Where does the word "Size" occur in the data below? Copy each line that holds it.

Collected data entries
- Opening Delimiter -
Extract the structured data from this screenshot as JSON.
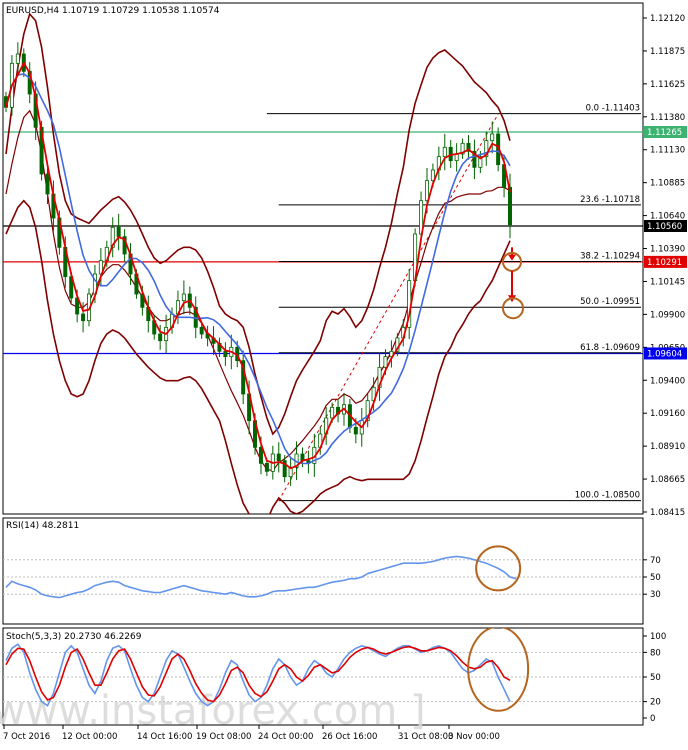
{
  "chart_data": [
    {
      "type": "candlestick",
      "title": "EURUSD,H4  1.10719 1.10729 1.10538 1.10574",
      "ylim": [
        1.08415,
        1.1212
      ],
      "y_ticks": [
        "1.12120",
        "1.11875",
        "1.11625",
        "1.11380",
        "1.11130",
        "1.10885",
        "1.10640",
        "1.10390",
        "1.10145",
        "1.09900",
        "1.09650",
        "1.09400",
        "1.09160",
        "1.08910",
        "1.08665",
        "1.08415"
      ],
      "x_ticks": [
        "7 Oct 2016",
        "12 Oct 00:00",
        "14 Oct 16:00",
        "19 Oct 08:00",
        "24 Oct 00:00",
        "26 Oct 16:00",
        "31 Oct 08:00",
        "3 Nov 00:00"
      ],
      "close": [
        1.1145,
        1.1178,
        1.1185,
        1.1172,
        1.1155,
        1.113,
        1.1095,
        1.108,
        1.1062,
        1.104,
        1.1018,
        1.1002,
        1.099,
        1.0985,
        1.1005,
        1.102,
        1.103,
        1.104,
        1.1055,
        1.1048,
        1.1035,
        1.102,
        1.1005,
        1.0995,
        1.0985,
        1.0975,
        1.097,
        1.098,
        1.099,
        1.1,
        1.1005,
        1.0995,
        1.098,
        1.0975,
        1.0972,
        1.0968,
        1.0962,
        1.0958,
        1.0965,
        1.0955,
        1.093,
        1.091,
        1.089,
        1.0878,
        1.0872,
        1.0885,
        1.088,
        1.0868,
        1.0875,
        1.0885,
        1.088,
        1.0878,
        1.089,
        1.09,
        1.0912,
        1.092,
        1.0915,
        1.0922,
        1.0905,
        1.09,
        1.091,
        1.0925,
        1.0935,
        1.095,
        1.0958,
        1.0962,
        1.0972,
        1.098,
        1.1015,
        1.105,
        1.1075,
        1.109,
        1.1098,
        1.1108,
        1.1115,
        1.1105,
        1.111,
        1.1118,
        1.1112,
        1.11,
        1.1108,
        1.112,
        1.1125,
        1.1102,
        1.1085,
        1.1057
      ],
      "bollinger": {
        "upper": [
          1.111,
          1.1145,
          1.1175,
          1.12,
          1.1215,
          1.121,
          1.119,
          1.116,
          1.1125,
          1.1095,
          1.1075,
          1.1065,
          1.1062,
          1.106,
          1.1058,
          1.1063,
          1.1068,
          1.1072,
          1.1076,
          1.1078,
          1.1074,
          1.1068,
          1.106,
          1.105,
          1.104,
          1.1032,
          1.1028,
          1.103,
          1.1034,
          1.1038,
          1.104,
          1.104,
          1.1038,
          1.1032,
          1.1022,
          1.101,
          1.0996,
          1.099,
          1.0987,
          1.0985,
          1.098,
          1.0965,
          1.0945,
          1.0928,
          1.0912,
          1.09,
          1.0905,
          1.0915,
          1.0928,
          1.094,
          1.0948,
          1.0955,
          1.0962,
          1.097,
          1.0985,
          1.0992,
          1.099,
          1.0994,
          1.0988,
          1.098,
          1.0985,
          1.0995,
          1.1008,
          1.1025,
          1.104,
          1.1058,
          1.108,
          1.11,
          1.1128,
          1.1148,
          1.1162,
          1.1175,
          1.1182,
          1.1186,
          1.1188,
          1.1184,
          1.118,
          1.1176,
          1.117,
          1.1164,
          1.116,
          1.1156,
          1.115,
          1.1145,
          1.1135,
          1.112
        ],
        "lower": [
          1.105,
          1.106,
          1.107,
          1.1075,
          1.107,
          1.1055,
          1.103,
          1.1,
          1.0975,
          1.0955,
          1.094,
          1.093,
          1.0928,
          1.093,
          1.094,
          1.0955,
          1.0968,
          1.0975,
          1.0978,
          1.0976,
          1.0972,
          1.0966,
          1.096,
          1.0955,
          1.095,
          1.0946,
          1.0942,
          1.094,
          1.094,
          1.094,
          1.0942,
          1.0943,
          1.094,
          1.0934,
          1.0926,
          1.0918,
          1.091,
          1.0895,
          1.0878,
          1.0862,
          1.0848,
          1.084,
          1.0835,
          1.0832,
          1.0835,
          1.0845,
          1.0852,
          1.0848,
          1.0842,
          1.084,
          1.0842,
          1.0846,
          1.085,
          1.0855,
          1.0858,
          1.086,
          1.0862,
          1.0866,
          1.0868,
          1.0866,
          1.0865,
          1.0866,
          1.0866,
          1.0866,
          1.0866,
          1.0866,
          1.0866,
          1.0866,
          1.087,
          1.088,
          1.0895,
          1.0912,
          1.0928,
          1.0945,
          1.0958,
          1.0965,
          1.0975,
          1.0982,
          1.099,
          1.0996,
          1.1,
          1.1008,
          1.1015,
          1.1025,
          1.1035,
          1.1045
        ]
      },
      "price_labels": [
        {
          "text": "1.11265",
          "value": 1.11265,
          "color": "#3cb371"
        },
        {
          "text": "1.10560",
          "value": 1.1056,
          "color": "#000000"
        },
        {
          "text": "1.10291",
          "value": 1.10291,
          "color": "#e00000"
        },
        {
          "text": "1.09604",
          "value": 1.09604,
          "color": "#0000ee"
        }
      ],
      "horizontal_lines": [
        {
          "value": 1.11265,
          "color": "#3cb371"
        },
        {
          "value": 1.1056,
          "color": "#000000"
        },
        {
          "value": 1.10291,
          "color": "#e00000"
        },
        {
          "value": 1.09604,
          "color": "#0000ee"
        }
      ],
      "fibonacci": [
        {
          "label": "0.0 -1.11403",
          "value": 1.11403
        },
        {
          "label": "23.6 -1.10718",
          "value": 1.10718
        },
        {
          "label": "38.2 -1.10294",
          "value": 1.10294
        },
        {
          "label": "50.0 -1.09951",
          "value": 1.09951
        },
        {
          "label": "61.8 -1.09609",
          "value": 1.09609
        },
        {
          "label": "100.0 -1.08500",
          "value": 1.085
        }
      ]
    },
    {
      "type": "line",
      "title": "RSI(14) 48.2811",
      "ylim": [
        0,
        100
      ],
      "y_ticks": [
        "70",
        "50",
        "30"
      ],
      "values": [
        38,
        45,
        42,
        40,
        38,
        35,
        30,
        28,
        27,
        26,
        28,
        30,
        32,
        33,
        36,
        40,
        42,
        44,
        45,
        44,
        40,
        38,
        36,
        34,
        33,
        32,
        32,
        34,
        36,
        38,
        40,
        38,
        36,
        34,
        33,
        32,
        31,
        30,
        32,
        30,
        28,
        27,
        27,
        28,
        30,
        33,
        34,
        34,
        35,
        36,
        37,
        38,
        38,
        40,
        42,
        44,
        45,
        46,
        48,
        48,
        50,
        54,
        56,
        58,
        60,
        62,
        64,
        66,
        66,
        66,
        66,
        67,
        68,
        70,
        72,
        73,
        74,
        73,
        72,
        70,
        68,
        66,
        63,
        60,
        56,
        50,
        48
      ]
    },
    {
      "type": "line",
      "title": "Stoch(5,3,3) 20.2730 46.2269",
      "ylim": [
        0,
        100
      ],
      "y_ticks": [
        "100",
        "80",
        "50",
        "20",
        "0"
      ],
      "series": [
        {
          "values": [
            70,
            85,
            90,
            80,
            55,
            35,
            20,
            15,
            30,
            55,
            80,
            88,
            80,
            60,
            40,
            30,
            45,
            70,
            85,
            88,
            82,
            60,
            40,
            25,
            20,
            30,
            50,
            70,
            82,
            78,
            62,
            45,
            30,
            20,
            15,
            20,
            35,
            55,
            70,
            65,
            45,
            28,
            20,
            25,
            40,
            60,
            72,
            65,
            50,
            40,
            45,
            60,
            70,
            65,
            55,
            50,
            60,
            72,
            80,
            85,
            88,
            86,
            82,
            78,
            75,
            80,
            85,
            88,
            88,
            84,
            80,
            82,
            86,
            88,
            85,
            80,
            70,
            60,
            55,
            58,
            65,
            72,
            68,
            50,
            35,
            20
          ]
        },
        {
          "values": [
            65,
            78,
            85,
            84,
            70,
            50,
            32,
            22,
            25,
            40,
            62,
            80,
            84,
            72,
            55,
            40,
            40,
            55,
            72,
            82,
            84,
            72,
            55,
            38,
            28,
            27,
            38,
            55,
            72,
            78,
            72,
            58,
            42,
            30,
            22,
            20,
            28,
            42,
            58,
            62,
            55,
            40,
            30,
            26,
            32,
            45,
            60,
            65,
            60,
            50,
            45,
            52,
            62,
            65,
            60,
            55,
            57,
            65,
            74,
            80,
            84,
            86,
            84,
            80,
            78,
            80,
            83,
            86,
            87,
            85,
            82,
            82,
            84,
            86,
            85,
            82,
            76,
            68,
            62,
            60,
            62,
            68,
            70,
            62,
            50,
            46
          ]
        }
      ]
    }
  ],
  "watermark": "[ www.instaforex.com ]",
  "colors": {
    "candle": "#006400",
    "bollinger": "#800000",
    "ma_blue": "#4169e1",
    "ma_red": "#e00000",
    "rsi": "#6495ed",
    "stoch_main": "#6495ed",
    "stoch_signal": "#e00000",
    "annotation_circle": "#b5651d",
    "arrow": "#e00000"
  }
}
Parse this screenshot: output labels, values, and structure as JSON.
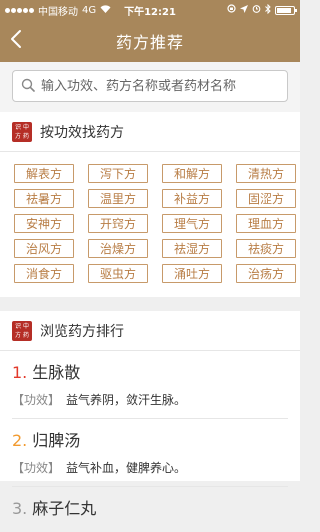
{
  "status_bar": {
    "carrier": "中国移动",
    "network": "4G",
    "time": "下午12:21",
    "battery_level": 0.9
  },
  "nav": {
    "title": "药方推荐",
    "back_icon": "chevron-left-icon"
  },
  "search": {
    "placeholder": "输入功效、药方名称或者药材名称",
    "icon": "search-icon"
  },
  "by_effect": {
    "seal_text": "识中方药",
    "title": "按功效找药方",
    "tags": [
      "解表方",
      "泻下方",
      "和解方",
      "清热方",
      "祛暑方",
      "温里方",
      "补益方",
      "固涩方",
      "安神方",
      "开窍方",
      "理气方",
      "理血方",
      "治风方",
      "治燥方",
      "祛湿方",
      "祛痰方",
      "消食方",
      "驱虫方",
      "涌吐方",
      "治疡方"
    ]
  },
  "ranking": {
    "seal_text": "识中方药",
    "title": "浏览药方排行",
    "items": [
      {
        "num": "1.",
        "name": "生脉散",
        "tag": "【功效】",
        "desc": "益气养阴，敛汗生脉。",
        "num_color": "#e2392b"
      },
      {
        "num": "2.",
        "name": "归脾汤",
        "tag": "【功效】",
        "desc": "益气补血，健脾养心。",
        "num_color": "#f29a2e"
      },
      {
        "num": "3.",
        "name": "麻子仁丸",
        "tag": "",
        "desc": "",
        "num_color": "#999999"
      }
    ]
  },
  "colors": {
    "brand": "#a8875b",
    "tag_border": "#c79a6a",
    "tag_text": "#b87d45",
    "seal": "#b52e26"
  }
}
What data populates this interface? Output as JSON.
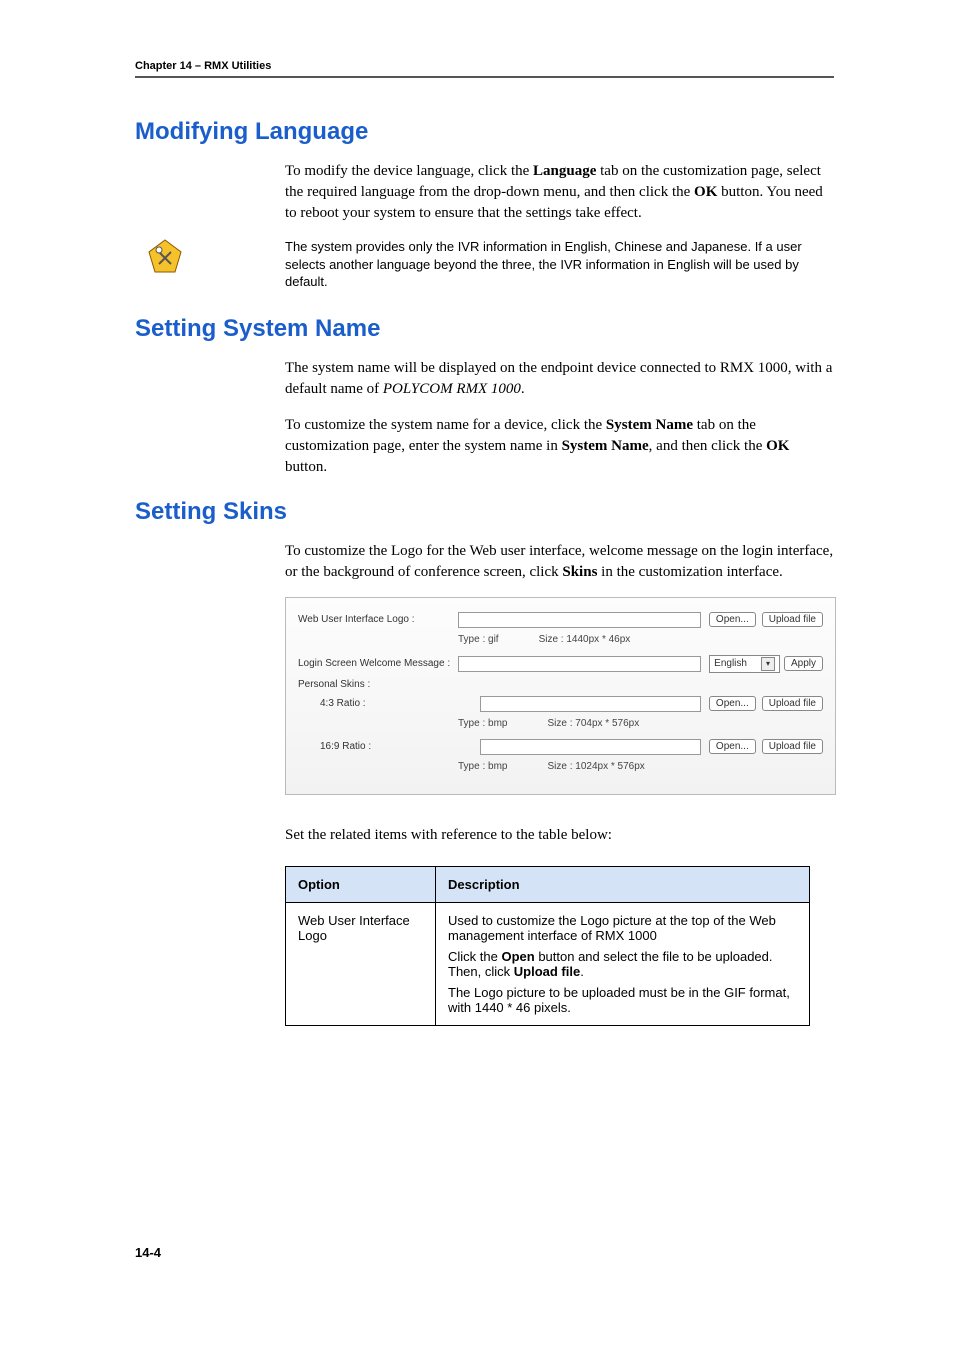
{
  "header": {
    "chapter": "Chapter 14 – RMX Utilities"
  },
  "sections": {
    "lang": {
      "title": "Modifying Language",
      "para_pre": "To modify the device language, click the ",
      "para_b1": "Language",
      "para_mid": " tab on the customization page, select the required language from the drop-down menu, and then click the ",
      "para_b2": "OK",
      "para_post": " button. You need to reboot your system to ensure that the settings take effect.",
      "note": "The system provides only the IVR information in English, Chinese and Japanese. If a user selects another language beyond the three, the IVR information in English will be used by default."
    },
    "sysname": {
      "title": "Setting System Name",
      "p1_pre": "The system name will be displayed on the endpoint device connected to RMX 1000, with a default name of ",
      "p1_i": "POLYCOM RMX 1000",
      "p1_post": ".",
      "p2_pre": "To customize the system name for a device, click the ",
      "p2_b1": "System Name",
      "p2_mid": " tab on the customization page, enter the system name in ",
      "p2_b2": "System Name",
      "p2_mid2": ", and then click the ",
      "p2_b3": "OK",
      "p2_post": " button."
    },
    "skins": {
      "title": "Setting Skins",
      "p1_pre": "To customize the Logo for the Web user interface, welcome message on the login interface, or the background of conference screen, click ",
      "p1_b": "Skins",
      "p1_post": " in the customization interface.",
      "panel": {
        "webLogoLabel": "Web User Interface Logo :",
        "open": "Open...",
        "upload": "Upload file",
        "type_gif": "Type : gif",
        "size1": "Size : 1440px * 46px",
        "loginMsgLabel": "Login Screen Welcome Message :",
        "english": "English",
        "apply": "Apply",
        "personal": "Personal Skins :",
        "ratio43": "4:3 Ratio :",
        "type_bmp": "Type : bmp",
        "size2": "Size : 704px * 576px",
        "ratio169": "16:9 Ratio :",
        "size3": "Size : 1024px * 576px"
      },
      "tableIntro": "Set the related items with reference to the table below:",
      "table": {
        "h1": "Option",
        "h2": "Description",
        "rowLabel": "Web User Interface Logo",
        "d_line1": "Used to customize the Logo picture at the top of the Web management interface of RMX 1000",
        "d_line2_pre": "Click the ",
        "d_line2_b1": "Open",
        "d_line2_mid": " button and select the file to be uploaded. Then, click ",
        "d_line2_b2": "Upload file",
        "d_line2_post": ".",
        "d_line3": "The Logo picture to be uploaded must be in the GIF format, with 1440 * 46 pixels."
      }
    }
  },
  "pageNum": "14-4"
}
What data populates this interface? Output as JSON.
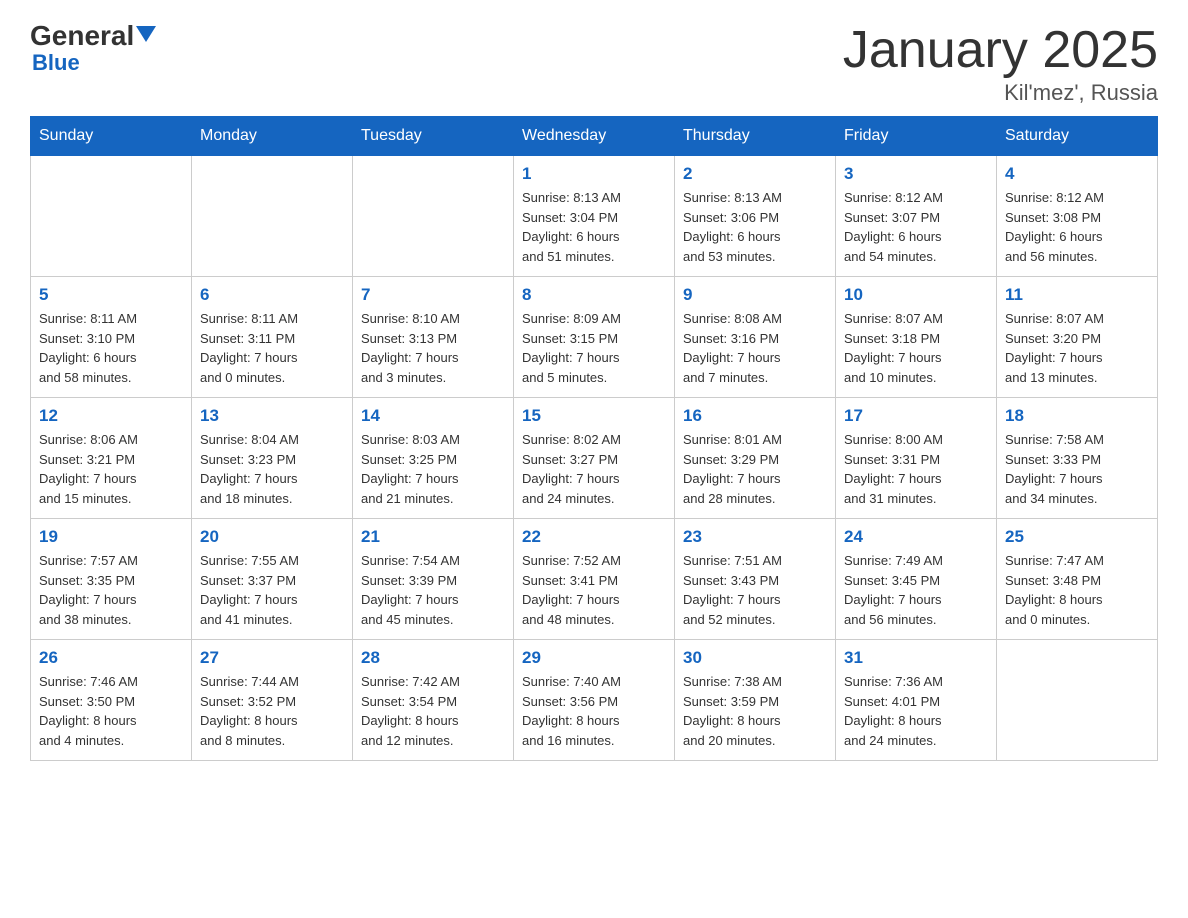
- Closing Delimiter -
* Your solution
        "size1": "Size : 1440px * 46px",
        "size2": "Size : 704px * 576px",
        "size3": "Size : 1024px * 576px"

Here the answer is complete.